Physical activity energy expenditure and cardiometabolic health in three rural Kenyan populations. / Lee, Jerry C; Westgate, Kate; Boit, Michael K; Mwaniki, David L; Kiplamai, Festus K; Friis, Henrik; Tetens, Inge; Christensen, Dirk L; Brage, Soren.

In: American Journal of Human Biology, Vol. 31, No. 1, e23199, 2019.

Research output: Contribution to journalJournal articleResearchpeer-review

TY - JOUR

T1 - Physical activity energy expenditure and cardiometabolic health in three rural Kenyan populations

AU - Lee, Jerry C

AU - Westgate, Kate

AU - Boit, Michael K

AU - Mwaniki, David L

AU - Kiplamai, Festus K

AU - Friis, Henrik

AU - Tetens, Inge

AU - Christensen, Dirk L

AU - Brage, Soren

N1 - © 2018 The Authors. American Journal of Human Biology published by Wiley Periodicals, Inc.

PY - 2019

Y1 - 2019

N2 - OBJECTIVES: Physical activity is beneficial for metabolic health but the extent to which this may differ by ethnicity is still unclear. Here, the objective was to characterize the association between physical activity energy expenditure (PAEE) and cardiometabolic risk among the Luo, Kamba, and Maasai ethnic groups of rural Kenya.METHODS: In a cross-sectional study of 1084 rural Kenyans, free-living PAEE was objectively measured using individually-calibrated heart rate and movement sensing. A clustered metabolic syndrome risk score (zMS) was developed by averaging the sex-specific z-scores of five risk components measuring central adiposity, blood pressure, lipid levels, glucose tolerance, and insulin resistance.RESULTS: zMS was 0.08 (-0.09; -0.06) SD lower for every 10 kJ/kg/day difference in PAEE after adjustment for age and sex; this association was modified by ethnicity (interaction with PAEE P < 0.05). When adjusted for adiposity, each 10 kJ/kg/day difference in PAEE was predicted to lower zMS by 0.04 (-0.05, -0.03) SD, without evidence of interaction by ethnicity. The Maasai were predicted to have higher cardiometabolic risk than the Kamba and Luo at every quintile of PAEE, with a strong dose-dependent decreasing trend among all ethnicities.CONCLUSION: Free-living PAEE is strongly inversely associated with cardiometabolic risk in rural Kenyans. Differences between ethnic groups in this association were observed but were explained by differences in central adiposity. Therefore, targeted interventions to increase PAEE are more likely to be effective in subgroups with high central adiposity, such as Maasai with low levels of PAEE.
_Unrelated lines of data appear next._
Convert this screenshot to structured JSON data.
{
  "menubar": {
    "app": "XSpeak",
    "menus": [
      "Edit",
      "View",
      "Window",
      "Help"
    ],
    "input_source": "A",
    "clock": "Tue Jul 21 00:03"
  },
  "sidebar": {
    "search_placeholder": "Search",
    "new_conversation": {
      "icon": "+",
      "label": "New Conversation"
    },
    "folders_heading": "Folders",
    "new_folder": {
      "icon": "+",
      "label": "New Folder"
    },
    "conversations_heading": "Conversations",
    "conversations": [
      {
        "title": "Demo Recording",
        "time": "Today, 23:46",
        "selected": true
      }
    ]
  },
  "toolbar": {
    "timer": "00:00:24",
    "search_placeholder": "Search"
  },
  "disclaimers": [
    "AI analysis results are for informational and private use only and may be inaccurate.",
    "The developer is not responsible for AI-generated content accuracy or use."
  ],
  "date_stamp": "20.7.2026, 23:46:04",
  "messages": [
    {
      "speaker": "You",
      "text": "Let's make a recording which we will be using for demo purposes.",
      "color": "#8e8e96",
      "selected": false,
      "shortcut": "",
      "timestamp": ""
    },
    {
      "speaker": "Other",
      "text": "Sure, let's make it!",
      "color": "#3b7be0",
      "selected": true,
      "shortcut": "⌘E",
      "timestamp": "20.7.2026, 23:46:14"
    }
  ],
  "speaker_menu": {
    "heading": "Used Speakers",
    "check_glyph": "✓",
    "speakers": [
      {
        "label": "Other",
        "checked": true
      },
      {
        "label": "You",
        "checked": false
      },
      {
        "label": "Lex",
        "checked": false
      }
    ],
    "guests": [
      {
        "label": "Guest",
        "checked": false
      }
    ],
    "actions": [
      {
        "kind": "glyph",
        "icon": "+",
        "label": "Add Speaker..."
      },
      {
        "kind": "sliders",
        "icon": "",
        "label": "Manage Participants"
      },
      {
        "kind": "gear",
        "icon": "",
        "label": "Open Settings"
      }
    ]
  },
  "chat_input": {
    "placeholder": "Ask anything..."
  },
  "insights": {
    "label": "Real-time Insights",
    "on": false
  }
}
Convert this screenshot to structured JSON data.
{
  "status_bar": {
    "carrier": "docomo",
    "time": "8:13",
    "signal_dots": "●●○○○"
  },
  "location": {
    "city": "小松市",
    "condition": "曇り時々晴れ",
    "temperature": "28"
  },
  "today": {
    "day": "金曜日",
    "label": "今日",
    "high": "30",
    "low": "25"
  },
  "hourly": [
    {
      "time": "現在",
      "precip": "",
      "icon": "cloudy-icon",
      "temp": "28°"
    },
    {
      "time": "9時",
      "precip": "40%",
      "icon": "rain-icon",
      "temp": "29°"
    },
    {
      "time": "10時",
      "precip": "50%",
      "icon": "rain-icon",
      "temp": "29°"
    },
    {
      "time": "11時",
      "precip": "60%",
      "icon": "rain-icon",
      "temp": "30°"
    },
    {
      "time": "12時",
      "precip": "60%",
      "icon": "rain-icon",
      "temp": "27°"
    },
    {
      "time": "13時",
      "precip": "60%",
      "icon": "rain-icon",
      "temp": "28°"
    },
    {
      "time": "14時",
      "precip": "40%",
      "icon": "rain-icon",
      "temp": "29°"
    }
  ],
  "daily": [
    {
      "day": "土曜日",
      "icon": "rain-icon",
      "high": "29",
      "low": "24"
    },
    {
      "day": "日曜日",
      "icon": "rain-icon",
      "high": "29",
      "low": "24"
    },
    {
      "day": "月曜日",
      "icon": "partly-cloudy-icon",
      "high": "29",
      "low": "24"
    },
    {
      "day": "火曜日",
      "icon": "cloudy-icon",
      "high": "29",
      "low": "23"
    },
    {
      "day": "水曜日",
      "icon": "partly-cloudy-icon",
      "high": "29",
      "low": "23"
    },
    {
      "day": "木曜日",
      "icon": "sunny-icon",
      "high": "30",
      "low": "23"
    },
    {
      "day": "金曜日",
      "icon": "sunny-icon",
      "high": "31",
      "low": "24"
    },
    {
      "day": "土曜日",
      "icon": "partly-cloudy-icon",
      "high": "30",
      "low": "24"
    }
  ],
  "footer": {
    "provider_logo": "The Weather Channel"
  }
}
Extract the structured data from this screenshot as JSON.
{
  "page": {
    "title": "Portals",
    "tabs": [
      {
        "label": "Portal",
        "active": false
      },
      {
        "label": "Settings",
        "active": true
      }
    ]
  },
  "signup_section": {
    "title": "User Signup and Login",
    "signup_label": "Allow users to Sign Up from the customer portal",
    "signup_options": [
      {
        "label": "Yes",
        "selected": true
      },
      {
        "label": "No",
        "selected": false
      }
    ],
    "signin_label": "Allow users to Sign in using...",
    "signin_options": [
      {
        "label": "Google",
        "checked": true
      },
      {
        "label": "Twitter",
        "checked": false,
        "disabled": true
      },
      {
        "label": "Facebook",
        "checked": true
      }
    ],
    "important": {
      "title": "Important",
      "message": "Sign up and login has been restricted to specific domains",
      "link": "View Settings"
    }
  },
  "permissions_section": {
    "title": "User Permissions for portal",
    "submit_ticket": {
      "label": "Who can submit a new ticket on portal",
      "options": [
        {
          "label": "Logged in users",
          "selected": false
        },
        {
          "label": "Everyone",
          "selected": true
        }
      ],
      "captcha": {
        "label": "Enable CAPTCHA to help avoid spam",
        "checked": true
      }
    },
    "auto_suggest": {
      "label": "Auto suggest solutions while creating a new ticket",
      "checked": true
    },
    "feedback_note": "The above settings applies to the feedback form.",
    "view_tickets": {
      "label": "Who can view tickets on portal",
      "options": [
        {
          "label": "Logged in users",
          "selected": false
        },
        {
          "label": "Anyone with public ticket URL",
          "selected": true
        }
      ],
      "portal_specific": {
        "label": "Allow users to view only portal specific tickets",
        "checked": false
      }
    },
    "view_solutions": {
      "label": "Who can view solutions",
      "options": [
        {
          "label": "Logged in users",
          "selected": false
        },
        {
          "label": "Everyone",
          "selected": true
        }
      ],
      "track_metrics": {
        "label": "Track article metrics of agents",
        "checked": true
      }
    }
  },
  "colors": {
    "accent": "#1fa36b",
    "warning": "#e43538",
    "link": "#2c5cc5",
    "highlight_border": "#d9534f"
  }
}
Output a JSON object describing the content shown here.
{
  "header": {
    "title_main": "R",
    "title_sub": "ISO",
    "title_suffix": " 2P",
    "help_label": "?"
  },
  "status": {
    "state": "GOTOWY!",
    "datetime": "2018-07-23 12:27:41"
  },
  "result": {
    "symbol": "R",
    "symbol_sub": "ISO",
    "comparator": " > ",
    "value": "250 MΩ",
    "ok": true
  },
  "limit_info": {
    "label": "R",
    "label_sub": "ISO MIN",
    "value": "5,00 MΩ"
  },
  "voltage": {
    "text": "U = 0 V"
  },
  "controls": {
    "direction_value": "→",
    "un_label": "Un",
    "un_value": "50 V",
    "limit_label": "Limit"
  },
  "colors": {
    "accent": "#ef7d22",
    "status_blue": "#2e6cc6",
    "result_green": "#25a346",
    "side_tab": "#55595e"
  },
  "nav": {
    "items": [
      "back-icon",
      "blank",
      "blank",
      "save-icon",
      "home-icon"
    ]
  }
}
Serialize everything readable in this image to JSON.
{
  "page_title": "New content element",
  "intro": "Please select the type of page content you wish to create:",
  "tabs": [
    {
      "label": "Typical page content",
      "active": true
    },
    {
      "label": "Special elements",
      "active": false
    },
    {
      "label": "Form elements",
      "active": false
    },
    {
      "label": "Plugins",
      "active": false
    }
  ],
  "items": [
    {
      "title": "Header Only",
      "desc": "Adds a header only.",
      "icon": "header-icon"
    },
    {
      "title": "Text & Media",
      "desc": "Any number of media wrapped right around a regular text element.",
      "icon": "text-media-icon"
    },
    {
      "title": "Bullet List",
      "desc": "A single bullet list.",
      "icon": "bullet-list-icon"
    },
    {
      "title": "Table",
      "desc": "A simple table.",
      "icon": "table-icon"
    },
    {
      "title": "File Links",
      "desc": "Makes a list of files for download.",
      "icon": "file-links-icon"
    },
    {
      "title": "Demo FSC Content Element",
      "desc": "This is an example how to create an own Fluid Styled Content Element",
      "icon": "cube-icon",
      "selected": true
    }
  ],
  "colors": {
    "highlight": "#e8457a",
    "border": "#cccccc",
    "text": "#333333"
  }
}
AB - OBJECTIVES: Physical activity is beneficial for metabolic health but the extent to which this may differ by ethnicity is still unclear. Here, the objective was to characterize the association between physical activity energy expenditure (PAEE) and cardiometabolic risk among the Luo, Kamba, and Maasai ethnic groups of rural Kenya.METHODS: In a cross-sectional study of 1084 rural Kenyans, free-living PAEE was objectively measured using individually-calibrated heart rate and movement sensing. A clustered metabolic syndrome risk score (zMS) was developed by averaging the sex-specific z-scores of five risk components measuring central adiposity, blood pressure, lipid levels, glucose tolerance, and insulin resistance.RESULTS: zMS was 0.08 (-0.09; -0.06) SD lower for every 10 kJ/kg/day difference in PAEE after adjustment for age and sex; this association was modified by ethnicity (interaction with PAEE P < 0.05). When adjusted for adiposity, each 10 kJ/kg/day difference in PAEE was predicted to lower zMS by 0.04 (-0.05, -0.03) SD, without evidence of interaction by ethnicity. The Maasai were predicted to have higher cardiometabolic risk than the Kamba and Luo at every quintile of PAEE, with a strong dose-dependent decreasing trend among all ethnicities.CONCLUSION: Free-living PAEE is strongly inversely associated with cardiometabolic risk in rural Kenyans. Differences between ethnic groups in this association were observed but were explained by differences in central adiposity. Therefore, targeted interventions to increase PAEE are more likely to be effective in subgroups with high central adiposity, such as Maasai with low levels of PAEE.

U2 - 10.1002/ajhb.23199

DO - 10.1002/ajhb.23199

M3 - Journal article

VL - 31

JO - American Journal of Human Biology

JF - American Journal of Human Biology

SN - 1042-0533

IS - 1

M1 - e23199

ER -